The name of the person who assembled the radio is written on a sticker inside the radio. Jean is Ron’s niece. ADE is Adrian, Ron’s son-in-law married to his younger daughter (sadly no longer with us). MAV is Paul (Maverick) who is married to Ron’s elder daughter.
The DR600 was the very first radio to be sold by Ron and his family. DR standing for Digital Radio (Or David & Ron!). This was way ahead of it’s time as it included a digital display, room for 6 crystals and a dial so you could tune across the VHF airband. These were being sold for around £150. The first batch had a blue case, but shortly after the company that produced these folded and another supplier was needed. These later models had a black case.
The DR600 was followed by a CR600. CR standing for Crystal Radio. This was similar to the DR600 but without the digital display. These were being sold for around £100.

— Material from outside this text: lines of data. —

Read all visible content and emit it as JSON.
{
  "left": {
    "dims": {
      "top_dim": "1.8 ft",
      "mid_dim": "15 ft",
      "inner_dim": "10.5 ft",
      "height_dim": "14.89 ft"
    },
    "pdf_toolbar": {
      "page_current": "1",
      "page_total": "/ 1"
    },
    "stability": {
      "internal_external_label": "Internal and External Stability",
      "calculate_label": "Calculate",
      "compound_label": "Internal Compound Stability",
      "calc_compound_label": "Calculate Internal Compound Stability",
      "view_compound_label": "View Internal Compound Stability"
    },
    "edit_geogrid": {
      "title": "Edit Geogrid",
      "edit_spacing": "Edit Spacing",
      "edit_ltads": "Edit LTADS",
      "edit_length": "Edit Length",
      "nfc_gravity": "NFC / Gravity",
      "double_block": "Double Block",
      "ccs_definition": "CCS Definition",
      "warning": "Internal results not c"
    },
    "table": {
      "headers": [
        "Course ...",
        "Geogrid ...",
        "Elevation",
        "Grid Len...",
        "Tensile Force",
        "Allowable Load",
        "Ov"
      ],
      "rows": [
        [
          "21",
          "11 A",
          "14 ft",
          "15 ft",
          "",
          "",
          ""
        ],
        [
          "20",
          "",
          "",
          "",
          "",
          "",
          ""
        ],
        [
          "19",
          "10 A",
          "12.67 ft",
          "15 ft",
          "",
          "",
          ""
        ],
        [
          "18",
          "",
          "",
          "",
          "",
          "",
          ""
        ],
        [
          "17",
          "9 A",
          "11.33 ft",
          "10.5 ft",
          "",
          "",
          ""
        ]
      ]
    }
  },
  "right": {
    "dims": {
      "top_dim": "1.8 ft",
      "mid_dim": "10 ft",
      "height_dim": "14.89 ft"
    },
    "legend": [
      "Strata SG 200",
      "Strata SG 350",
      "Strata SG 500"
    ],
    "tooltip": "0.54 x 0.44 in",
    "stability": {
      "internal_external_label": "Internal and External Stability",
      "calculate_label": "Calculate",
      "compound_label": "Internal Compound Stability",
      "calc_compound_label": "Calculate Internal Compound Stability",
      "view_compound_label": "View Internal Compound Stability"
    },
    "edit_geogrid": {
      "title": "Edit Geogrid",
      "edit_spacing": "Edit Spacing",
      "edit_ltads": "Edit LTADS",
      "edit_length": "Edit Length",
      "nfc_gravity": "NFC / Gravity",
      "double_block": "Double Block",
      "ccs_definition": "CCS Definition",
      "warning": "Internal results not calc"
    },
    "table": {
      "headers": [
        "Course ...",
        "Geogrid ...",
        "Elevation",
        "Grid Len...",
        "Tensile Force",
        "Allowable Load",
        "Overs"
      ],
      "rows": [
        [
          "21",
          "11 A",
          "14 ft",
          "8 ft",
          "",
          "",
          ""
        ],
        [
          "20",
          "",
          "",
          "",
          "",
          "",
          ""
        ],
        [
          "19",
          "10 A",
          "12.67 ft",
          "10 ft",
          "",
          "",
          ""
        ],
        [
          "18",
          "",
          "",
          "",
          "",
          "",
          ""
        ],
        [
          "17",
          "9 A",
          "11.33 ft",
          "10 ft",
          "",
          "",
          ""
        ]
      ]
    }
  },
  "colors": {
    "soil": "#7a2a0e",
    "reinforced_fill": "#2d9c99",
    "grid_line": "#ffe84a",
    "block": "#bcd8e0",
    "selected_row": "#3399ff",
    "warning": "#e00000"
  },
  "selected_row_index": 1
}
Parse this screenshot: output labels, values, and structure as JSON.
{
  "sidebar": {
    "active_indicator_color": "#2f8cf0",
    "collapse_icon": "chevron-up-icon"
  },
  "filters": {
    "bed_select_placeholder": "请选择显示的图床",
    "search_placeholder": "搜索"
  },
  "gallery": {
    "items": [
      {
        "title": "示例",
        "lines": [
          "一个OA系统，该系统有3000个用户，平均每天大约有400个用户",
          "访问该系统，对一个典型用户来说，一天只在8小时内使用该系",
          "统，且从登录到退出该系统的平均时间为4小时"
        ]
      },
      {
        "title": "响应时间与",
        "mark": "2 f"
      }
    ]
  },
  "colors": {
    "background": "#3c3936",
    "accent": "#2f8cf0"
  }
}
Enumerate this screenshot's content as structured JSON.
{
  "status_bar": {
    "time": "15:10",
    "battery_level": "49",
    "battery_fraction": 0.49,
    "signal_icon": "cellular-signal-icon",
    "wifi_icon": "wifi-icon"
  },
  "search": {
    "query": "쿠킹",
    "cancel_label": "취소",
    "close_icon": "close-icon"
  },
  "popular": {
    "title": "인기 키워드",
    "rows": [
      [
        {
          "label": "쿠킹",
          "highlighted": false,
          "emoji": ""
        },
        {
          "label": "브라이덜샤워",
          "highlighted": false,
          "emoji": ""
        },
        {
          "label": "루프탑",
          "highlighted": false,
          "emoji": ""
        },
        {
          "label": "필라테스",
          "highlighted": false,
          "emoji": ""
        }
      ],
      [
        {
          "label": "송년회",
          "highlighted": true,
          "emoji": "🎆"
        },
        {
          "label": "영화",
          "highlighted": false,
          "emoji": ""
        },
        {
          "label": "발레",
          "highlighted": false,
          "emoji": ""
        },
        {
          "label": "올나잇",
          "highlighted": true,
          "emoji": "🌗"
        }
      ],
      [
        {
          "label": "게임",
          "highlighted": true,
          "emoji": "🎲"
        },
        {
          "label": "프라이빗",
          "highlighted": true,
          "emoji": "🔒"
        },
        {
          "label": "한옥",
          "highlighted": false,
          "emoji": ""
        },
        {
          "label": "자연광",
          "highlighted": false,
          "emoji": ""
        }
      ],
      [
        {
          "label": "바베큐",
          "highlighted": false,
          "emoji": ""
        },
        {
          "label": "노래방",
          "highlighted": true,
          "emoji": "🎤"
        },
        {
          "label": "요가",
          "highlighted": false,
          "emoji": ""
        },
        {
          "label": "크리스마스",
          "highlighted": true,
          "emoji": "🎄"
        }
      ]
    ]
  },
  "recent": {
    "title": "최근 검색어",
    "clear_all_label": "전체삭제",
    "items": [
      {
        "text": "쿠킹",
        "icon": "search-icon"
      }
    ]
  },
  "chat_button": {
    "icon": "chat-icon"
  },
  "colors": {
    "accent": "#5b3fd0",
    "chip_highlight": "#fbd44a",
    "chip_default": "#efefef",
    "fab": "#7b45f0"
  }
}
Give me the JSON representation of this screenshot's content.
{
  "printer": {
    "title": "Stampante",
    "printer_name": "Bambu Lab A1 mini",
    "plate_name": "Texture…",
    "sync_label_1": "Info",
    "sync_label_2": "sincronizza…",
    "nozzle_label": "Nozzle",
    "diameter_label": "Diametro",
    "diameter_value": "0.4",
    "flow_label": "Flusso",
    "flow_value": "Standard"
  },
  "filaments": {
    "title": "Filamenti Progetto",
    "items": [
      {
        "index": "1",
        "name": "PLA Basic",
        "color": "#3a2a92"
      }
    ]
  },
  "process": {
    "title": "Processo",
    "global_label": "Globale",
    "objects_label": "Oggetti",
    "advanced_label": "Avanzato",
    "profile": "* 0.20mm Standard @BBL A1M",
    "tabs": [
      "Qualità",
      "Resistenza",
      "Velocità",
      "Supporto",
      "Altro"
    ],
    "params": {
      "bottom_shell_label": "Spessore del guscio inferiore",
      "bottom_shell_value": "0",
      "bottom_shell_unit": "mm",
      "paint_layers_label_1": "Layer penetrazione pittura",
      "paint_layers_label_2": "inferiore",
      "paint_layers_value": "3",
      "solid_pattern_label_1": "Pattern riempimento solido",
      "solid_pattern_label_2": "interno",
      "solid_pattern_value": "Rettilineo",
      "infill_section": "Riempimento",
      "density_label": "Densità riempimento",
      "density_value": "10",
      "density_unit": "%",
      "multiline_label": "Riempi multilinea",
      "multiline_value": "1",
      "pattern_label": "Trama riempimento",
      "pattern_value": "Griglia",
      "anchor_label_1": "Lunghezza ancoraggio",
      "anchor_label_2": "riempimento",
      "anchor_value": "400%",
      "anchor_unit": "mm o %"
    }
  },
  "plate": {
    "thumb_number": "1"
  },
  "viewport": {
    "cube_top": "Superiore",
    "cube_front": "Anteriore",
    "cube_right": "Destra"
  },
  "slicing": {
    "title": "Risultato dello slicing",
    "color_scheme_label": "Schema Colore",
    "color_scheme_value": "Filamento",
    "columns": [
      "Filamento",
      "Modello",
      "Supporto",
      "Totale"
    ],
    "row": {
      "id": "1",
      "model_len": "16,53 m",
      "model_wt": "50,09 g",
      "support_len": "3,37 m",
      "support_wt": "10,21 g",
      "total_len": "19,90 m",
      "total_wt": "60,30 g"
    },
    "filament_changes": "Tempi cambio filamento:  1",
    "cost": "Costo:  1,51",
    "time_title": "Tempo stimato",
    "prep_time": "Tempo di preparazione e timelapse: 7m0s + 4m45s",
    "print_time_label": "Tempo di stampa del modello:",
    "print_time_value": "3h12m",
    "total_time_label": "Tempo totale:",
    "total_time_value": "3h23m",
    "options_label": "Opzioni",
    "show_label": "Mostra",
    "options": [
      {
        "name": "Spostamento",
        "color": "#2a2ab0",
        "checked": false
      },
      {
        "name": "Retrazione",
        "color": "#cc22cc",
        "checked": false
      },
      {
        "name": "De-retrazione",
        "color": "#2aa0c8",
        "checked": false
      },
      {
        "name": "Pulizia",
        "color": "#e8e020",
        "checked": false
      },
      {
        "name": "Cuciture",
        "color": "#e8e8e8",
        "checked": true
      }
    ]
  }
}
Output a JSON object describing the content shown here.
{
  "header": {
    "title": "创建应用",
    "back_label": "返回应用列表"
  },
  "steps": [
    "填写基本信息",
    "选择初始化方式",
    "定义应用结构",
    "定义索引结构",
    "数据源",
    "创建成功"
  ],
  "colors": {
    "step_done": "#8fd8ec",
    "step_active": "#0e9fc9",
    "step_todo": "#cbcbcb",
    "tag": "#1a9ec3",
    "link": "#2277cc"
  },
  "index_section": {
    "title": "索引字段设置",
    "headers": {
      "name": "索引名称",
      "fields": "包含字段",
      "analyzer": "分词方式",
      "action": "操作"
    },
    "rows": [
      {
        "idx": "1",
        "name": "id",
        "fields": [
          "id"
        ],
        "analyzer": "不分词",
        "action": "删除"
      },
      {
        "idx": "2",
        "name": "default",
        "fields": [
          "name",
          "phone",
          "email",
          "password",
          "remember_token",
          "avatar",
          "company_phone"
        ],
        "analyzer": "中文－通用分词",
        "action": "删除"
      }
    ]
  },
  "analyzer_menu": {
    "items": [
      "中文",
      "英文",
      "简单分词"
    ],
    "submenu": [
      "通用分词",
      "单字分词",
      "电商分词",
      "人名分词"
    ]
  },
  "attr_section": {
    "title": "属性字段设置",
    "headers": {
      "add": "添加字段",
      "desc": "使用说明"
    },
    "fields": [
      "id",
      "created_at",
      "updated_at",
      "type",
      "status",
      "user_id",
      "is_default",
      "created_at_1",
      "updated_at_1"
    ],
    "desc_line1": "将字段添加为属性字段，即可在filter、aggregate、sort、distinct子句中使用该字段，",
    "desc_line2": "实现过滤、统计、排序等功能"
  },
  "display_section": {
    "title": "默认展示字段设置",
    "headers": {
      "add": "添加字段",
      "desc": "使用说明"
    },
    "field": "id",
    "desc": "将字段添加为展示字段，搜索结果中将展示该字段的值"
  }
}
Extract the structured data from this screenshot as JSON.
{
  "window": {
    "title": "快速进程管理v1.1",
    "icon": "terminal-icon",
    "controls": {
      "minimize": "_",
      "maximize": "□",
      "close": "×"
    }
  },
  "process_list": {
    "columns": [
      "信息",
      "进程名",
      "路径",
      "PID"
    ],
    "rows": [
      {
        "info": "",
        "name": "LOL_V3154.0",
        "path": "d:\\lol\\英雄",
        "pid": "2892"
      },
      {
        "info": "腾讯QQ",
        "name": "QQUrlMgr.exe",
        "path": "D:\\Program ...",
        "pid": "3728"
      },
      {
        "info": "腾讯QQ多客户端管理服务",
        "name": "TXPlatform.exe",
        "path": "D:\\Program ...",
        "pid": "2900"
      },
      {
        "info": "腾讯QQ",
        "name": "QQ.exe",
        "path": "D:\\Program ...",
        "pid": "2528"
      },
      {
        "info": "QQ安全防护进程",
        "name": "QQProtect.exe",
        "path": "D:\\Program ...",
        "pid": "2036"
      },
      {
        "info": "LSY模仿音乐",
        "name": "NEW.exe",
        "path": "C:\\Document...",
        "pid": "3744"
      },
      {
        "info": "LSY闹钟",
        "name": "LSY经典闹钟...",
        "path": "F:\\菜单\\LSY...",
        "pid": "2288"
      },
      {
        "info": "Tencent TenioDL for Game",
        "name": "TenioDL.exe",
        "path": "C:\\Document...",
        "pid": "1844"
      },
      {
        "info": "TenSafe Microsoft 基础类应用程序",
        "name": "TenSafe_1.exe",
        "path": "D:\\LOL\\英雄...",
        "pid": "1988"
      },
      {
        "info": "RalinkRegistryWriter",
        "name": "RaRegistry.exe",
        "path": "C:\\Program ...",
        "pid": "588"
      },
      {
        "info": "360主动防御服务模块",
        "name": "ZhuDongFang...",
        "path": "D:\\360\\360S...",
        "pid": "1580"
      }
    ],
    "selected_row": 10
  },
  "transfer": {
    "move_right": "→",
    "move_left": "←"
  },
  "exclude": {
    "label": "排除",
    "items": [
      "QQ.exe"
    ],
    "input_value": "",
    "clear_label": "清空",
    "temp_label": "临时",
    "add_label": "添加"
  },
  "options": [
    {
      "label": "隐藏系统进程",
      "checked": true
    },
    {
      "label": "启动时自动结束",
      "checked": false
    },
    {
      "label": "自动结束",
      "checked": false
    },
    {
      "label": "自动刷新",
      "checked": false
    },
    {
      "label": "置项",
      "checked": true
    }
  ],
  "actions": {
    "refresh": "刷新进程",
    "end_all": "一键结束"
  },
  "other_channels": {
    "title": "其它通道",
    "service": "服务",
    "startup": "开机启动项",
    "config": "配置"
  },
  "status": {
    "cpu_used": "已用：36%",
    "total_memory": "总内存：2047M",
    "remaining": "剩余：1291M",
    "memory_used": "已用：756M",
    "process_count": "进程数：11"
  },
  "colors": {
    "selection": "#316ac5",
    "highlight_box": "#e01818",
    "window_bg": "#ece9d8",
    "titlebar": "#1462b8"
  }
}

The last model that Swinburne produced was a DR100 which was a cheaper model but kept the digital display similar to that used in the DR600.
Overall Ron believes Swinburne sold around 1500 radios, although many more would have been supplied if some large commercial orders had have come to fruition. Unfortunately this wasn’t to be so they were sold primarily to aviation enthusiasts.
My thanks to Ron for taking the time to meet me and providing all the information above.
This webpage by John Mills provides technical information on the DR600 www.milair.co.uk/airband.html
The CR600 was produced after the DR600. Based on the same design but without a digital display. The first versions have a plastic casing, which was later replaced by a metal case.
My thanks to Dave at Cotswold Screen Printers Ltd (www.cotswoldscreenprinters.co.uk) for cleaning up my CR600 front panel and reprinting the text. It looks brilliant!
The only other CR600 I’m aware of is owned by Adam. This particular model has a rounded front and rear panel, with a metal black case. Serial number CR086 and assembled by Jean (148). This has also been re-done by Dave at Cotswold Screen Printers Ltd (www.cotswoldscreenprinters.co.uk)
Ron was also the author of ‘The Pocket U.K. Airband Frequency Guide’ and ‘The Airband Jargon Book’
Here’s one of Ron’s original business cards and possibly one of the first adverts for Swinburne